Copy the entries that follow, exactly and completely.

■ Source data:
* * *

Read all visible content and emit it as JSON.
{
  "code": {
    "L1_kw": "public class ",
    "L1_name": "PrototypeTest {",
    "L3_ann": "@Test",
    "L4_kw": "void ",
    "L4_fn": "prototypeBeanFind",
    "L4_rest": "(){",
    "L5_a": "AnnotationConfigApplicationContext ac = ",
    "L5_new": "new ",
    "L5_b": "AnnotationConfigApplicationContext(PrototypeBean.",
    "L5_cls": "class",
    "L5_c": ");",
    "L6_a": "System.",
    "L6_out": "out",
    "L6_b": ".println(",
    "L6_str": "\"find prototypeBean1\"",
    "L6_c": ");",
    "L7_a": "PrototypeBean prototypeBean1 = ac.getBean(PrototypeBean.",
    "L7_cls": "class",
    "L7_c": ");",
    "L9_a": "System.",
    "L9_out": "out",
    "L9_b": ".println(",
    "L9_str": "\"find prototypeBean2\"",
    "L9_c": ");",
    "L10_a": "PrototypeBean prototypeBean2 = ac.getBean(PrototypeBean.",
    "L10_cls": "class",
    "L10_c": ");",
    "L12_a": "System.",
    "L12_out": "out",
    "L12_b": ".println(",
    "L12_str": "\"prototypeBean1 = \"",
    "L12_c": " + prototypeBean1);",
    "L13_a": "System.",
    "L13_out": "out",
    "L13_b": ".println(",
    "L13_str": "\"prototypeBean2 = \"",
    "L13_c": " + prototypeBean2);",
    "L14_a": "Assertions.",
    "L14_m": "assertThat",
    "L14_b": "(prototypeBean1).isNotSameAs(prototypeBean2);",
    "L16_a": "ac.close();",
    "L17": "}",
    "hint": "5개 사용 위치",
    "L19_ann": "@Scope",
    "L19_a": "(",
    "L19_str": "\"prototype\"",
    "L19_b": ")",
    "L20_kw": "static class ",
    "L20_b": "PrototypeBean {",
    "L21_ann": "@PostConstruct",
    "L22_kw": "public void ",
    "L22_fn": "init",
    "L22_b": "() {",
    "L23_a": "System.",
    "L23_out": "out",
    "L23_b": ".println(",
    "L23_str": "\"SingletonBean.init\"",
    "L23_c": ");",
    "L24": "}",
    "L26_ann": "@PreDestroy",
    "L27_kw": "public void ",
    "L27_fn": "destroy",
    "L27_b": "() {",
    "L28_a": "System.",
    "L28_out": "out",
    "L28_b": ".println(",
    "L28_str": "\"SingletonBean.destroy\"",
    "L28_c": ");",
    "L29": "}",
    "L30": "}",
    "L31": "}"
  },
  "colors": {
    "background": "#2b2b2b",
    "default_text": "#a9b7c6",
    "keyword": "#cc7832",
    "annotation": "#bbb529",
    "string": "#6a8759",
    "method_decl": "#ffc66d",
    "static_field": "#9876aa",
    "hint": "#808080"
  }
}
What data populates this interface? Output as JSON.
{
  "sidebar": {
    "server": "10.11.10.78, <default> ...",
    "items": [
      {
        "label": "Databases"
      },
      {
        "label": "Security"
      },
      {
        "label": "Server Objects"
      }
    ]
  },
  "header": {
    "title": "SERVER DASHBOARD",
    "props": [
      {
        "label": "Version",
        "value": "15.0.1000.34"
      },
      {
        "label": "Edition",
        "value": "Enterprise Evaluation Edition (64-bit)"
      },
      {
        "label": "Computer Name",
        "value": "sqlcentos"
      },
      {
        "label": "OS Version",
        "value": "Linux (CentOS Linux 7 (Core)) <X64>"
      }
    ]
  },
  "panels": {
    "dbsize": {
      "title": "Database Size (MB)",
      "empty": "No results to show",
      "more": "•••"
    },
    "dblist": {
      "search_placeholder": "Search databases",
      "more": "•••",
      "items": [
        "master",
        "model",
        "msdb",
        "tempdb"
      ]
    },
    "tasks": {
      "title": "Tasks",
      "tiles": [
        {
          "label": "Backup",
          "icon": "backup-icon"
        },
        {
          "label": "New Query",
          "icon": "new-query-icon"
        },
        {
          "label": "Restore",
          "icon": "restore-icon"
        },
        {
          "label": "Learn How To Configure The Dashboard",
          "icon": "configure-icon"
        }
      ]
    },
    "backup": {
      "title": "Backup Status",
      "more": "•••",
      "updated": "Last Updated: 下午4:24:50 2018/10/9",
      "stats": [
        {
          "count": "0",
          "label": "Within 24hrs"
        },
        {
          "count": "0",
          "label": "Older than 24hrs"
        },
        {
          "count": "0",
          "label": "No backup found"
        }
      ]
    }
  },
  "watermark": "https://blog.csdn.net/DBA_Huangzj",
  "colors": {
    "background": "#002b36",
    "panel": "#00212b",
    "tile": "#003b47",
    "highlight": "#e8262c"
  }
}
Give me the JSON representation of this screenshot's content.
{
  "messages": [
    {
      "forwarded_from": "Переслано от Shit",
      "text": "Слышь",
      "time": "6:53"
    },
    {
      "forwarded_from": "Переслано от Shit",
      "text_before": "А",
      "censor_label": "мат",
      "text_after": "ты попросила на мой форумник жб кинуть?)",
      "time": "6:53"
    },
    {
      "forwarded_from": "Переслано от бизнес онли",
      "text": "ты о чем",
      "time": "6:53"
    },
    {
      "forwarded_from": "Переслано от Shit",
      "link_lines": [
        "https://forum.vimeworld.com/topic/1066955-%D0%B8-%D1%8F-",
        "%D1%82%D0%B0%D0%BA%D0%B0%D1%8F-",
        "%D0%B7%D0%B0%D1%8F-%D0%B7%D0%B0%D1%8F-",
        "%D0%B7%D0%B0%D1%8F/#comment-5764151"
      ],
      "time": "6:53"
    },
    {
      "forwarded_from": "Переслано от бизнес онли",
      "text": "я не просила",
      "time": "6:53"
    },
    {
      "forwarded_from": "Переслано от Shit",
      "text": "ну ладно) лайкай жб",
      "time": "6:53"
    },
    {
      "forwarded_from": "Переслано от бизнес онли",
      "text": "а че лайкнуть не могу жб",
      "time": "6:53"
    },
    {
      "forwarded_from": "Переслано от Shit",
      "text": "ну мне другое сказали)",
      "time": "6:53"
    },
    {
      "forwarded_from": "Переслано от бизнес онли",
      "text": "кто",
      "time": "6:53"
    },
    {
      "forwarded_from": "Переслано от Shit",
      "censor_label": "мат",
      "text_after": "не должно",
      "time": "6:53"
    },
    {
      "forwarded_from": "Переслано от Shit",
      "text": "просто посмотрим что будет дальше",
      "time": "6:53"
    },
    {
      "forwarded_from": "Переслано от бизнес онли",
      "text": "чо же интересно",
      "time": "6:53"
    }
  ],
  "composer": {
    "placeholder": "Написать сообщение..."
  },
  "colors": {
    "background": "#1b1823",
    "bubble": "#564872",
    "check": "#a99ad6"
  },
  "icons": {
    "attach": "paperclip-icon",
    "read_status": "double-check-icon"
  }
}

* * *

■ Answer:
Read all visible content and emit it as JSON.
{
  "code": {
    "L1_kw": "public class ",
    "L1_name": "PrototypeTest {",
    "L3_ann": "@Test",
    "L4_kw": "void ",
    "L4_fn": "prototypeBeanFind",
    "L4_rest": "(){",
    "L5_a": "AnnotationConfigApplicationContext ac = ",
    "L5_new": "new ",
    "L5_b": "AnnotationConfigApplicationContext(PrototypeBean.",
    "L5_cls": "class",
    "L5_c": ");",
    "L6_a": "System.",
    "L6_out": "out",
    "L6_b": ".println(",
    "L6_str": "\"find prototypeBean1\"",
    "L6_c": ");",
    "L7_a": "PrototypeBean prototypeBean1 = ac.getBean(PrototypeBean.",
    "L7_cls": "class",
    "L7_c": ");",
    "L9_a": "System.",
    "L9_out": "out",
    "L9_b": ".println(",
    "L9_str": "\"find prototypeBean2\"",
    "L9_c": ");",
    "L10_a": "PrototypeBean prototypeBean2 = ac.getBean(PrototypeBean.",
    "L10_cls": "class",
    "L10_c": ");",
    "L12_a": "System.",
    "L12_out": "out",
    "L12_b": ".println(",
    "L12_str": "\"prototypeBean1 = \"",
    "L12_c": " + prototypeBean1);",
    "L13_a": "System.",
    "L13_out": "out",
    "L13_b": ".println(",
    "L13_str": "\"prototypeBean2 = \"",
    "L13_c": " + prototypeBean2);",
    "L14_a": "Assertions.",
    "L14_m": "assertThat",
    "L14_b": "(prototypeBean1).isNotSameAs(prototypeBean2);",
    "L16_a": "ac.close();",
    "L17": "}",
    "hint": "5개 사용 위치",
    "L19_ann": "@Scope",
    "L19_a": "(",
    "L19_str": "\"prototype\"",
    "L19_b": ")",
    "L20_kw": "static class ",
    "L20_b": "PrototypeBean {",
    "L21_ann": "@PostConstruct",
    "L22_kw": "public void ",
    "L22_fn": "init",
    "L22_b": "() {",
    "L23_a": "System.",
    "L23_out": "out",
    "L23_b": ".println(",
    "L23_str": "\"SingletonBean.init\"",
    "L23_c": ");",
    "L24": "}",
    "L26_ann": "@PreDestroy",
    "L27_kw": "public void ",
    "L27_fn": "destroy",
    "L27_b": "() {",
    "L28_a": "System.",
    "L28_out": "out",
    "L28_b": ".println(",
    "L28_str": "\"SingletonBean.destroy\"",
    "L28_c": ");",
    "L29": "}",
    "L30": "}",
    "L31": "}"
  },
  "colors": {
    "background": "#2b2b2b",
    "default_text": "#a9b7c6",
    "keyword": "#cc7832",
    "annotation": "#bbb529",
    "string": "#6a8759",
    "method_decl": "#ffc66d",
    "static_field": "#9876aa",
    "hint": "#808080"
  }
}
What data populates this interface? Output as JSON.
{
  "sidebar": {
    "server": "10.11.10.78, <default> ...",
    "items": [
      {
        "label": "Databases"
      },
      {
        "label": "Security"
      },
      {
        "label": "Server Objects"
      }
    ]
  },
  "header": {
    "title": "SERVER DASHBOARD",
    "props": [
      {
        "label": "Version",
        "value": "15.0.1000.34"
      },
      {
        "label": "Edition",
        "value": "Enterprise Evaluation Edition (64-bit)"
      },
      {
        "label": "Computer Name",
        "value": "sqlcentos"
      },
      {
        "label": "OS Version",
        "value": "Linux (CentOS Linux 7 (Core)) <X64>"
      }
    ]
  },
  "panels": {
    "dbsize": {
      "title": "Database Size (MB)",
      "empty": "No results to show",
      "more": "•••"
    },
    "dblist": {
      "search_placeholder": "Search databases",
      "more": "•••",
      "items": [
        "master",
        "model",
        "msdb",
        "tempdb"
      ]
    },
    "tasks": {
      "title": "Tasks",
      "tiles": [
        {
          "label": "Backup",
          "icon": "backup-icon"
        },
        {
          "label": "New Query",
          "icon": "new-query-icon"
        },
        {
          "label": "Restore",
          "icon": "restore-icon"
        },
        {
          "label": "Learn How To Configure The Dashboard",
          "icon": "configure-icon"
        }
      ]
    },
    "backup": {
      "title": "Backup Status",
      "more": "•••",
      "updated": "Last Updated: 下午4:24:50 2018/10/9",
      "stats": [
        {
          "count": "0",
          "label": "Within 24hrs"
        },
        {
          "count": "0",
          "label": "Older than 24hrs"
        },
        {
          "count": "0",
          "label": "No backup found"
        }
      ]
    }
  },
  "watermark": "https://blog.csdn.net/DBA_Huangzj",
  "colors": {
    "background": "#002b36",
    "panel": "#00212b",
    "tile": "#003b47",
    "highlight": "#e8262c"
  }
}
Give me the JSON representation of this screenshot's content.
{
  "messages": [
    {
      "forwarded_from": "Переслано от Shit",
      "text": "Слышь",
      "time": "6:53"
    },
    {
      "forwarded_from": "Переслано от Shit",
      "text_before": "А",
      "censor_label": "мат",
      "text_after": "ты попросила на мой форумник жб кинуть?)",
      "time": "6:53"
    },
    {
      "forwarded_from": "Переслано от бизнес онли",
      "text": "ты о чем",
      "time": "6:53"
    },
    {
      "forwarded_from": "Переслано от Shit",
      "link_lines": [
        "https://forum.vimeworld.com/topic/1066955-%D0%B8-%D1%8F-",
        "%D1%82%D0%B0%D0%BA%D0%B0%D1%8F-",
        "%D0%B7%D0%B0%D1%8F-%D0%B7%D0%B0%D1%8F-",
        "%D0%B7%D0%B0%D1%8F/#comment-5764151"
      ],
      "time": "6:53"
    },
    {
      "forwarded_from": "Переслано от бизнес онли",
      "text": "я не просила",
      "time": "6:53"
    },
    {
      "forwarded_from": "Переслано от Shit",
      "text": "ну ладно) лайкай жб",
      "time": "6:53"
    },
    {
      "forwarded_from": "Переслано от бизнес онли",
      "text": "а че лайкнуть не могу жб",
      "time": "6:53"
    },
    {
      "forwarded_from": "Переслано от Shit",
      "text": "ну мне другое сказали)",
      "time": "6:53"
    },
    {
      "forwarded_from": "Переслано от бизнес онли",
      "text": "кто",
      "time": "6:53"
    },
    {
      "forwarded_from": "Переслано от Shit",
      "censor_label": "мат",
      "text_after": "не должно",
      "time": "6:53"
    },
    {
      "forwarded_from": "Переслано от Shit",
      "text": "просто посмотрим что будет дальше",
      "time": "6:53"
    },
    {
      "forwarded_from": "Переслано от бизнес онли",
      "text": "чо же интересно",
      "time": "6:53"
    }
  ],
  "composer": {
    "placeholder": "Написать сообщение..."
  },
  "colors": {
    "background": "#1b1823",
    "bubble": "#564872",
    "check": "#a99ad6"
  },
  "icons": {
    "attach": "paperclip-icon",
    "read_status": "double-check-icon"
  }
}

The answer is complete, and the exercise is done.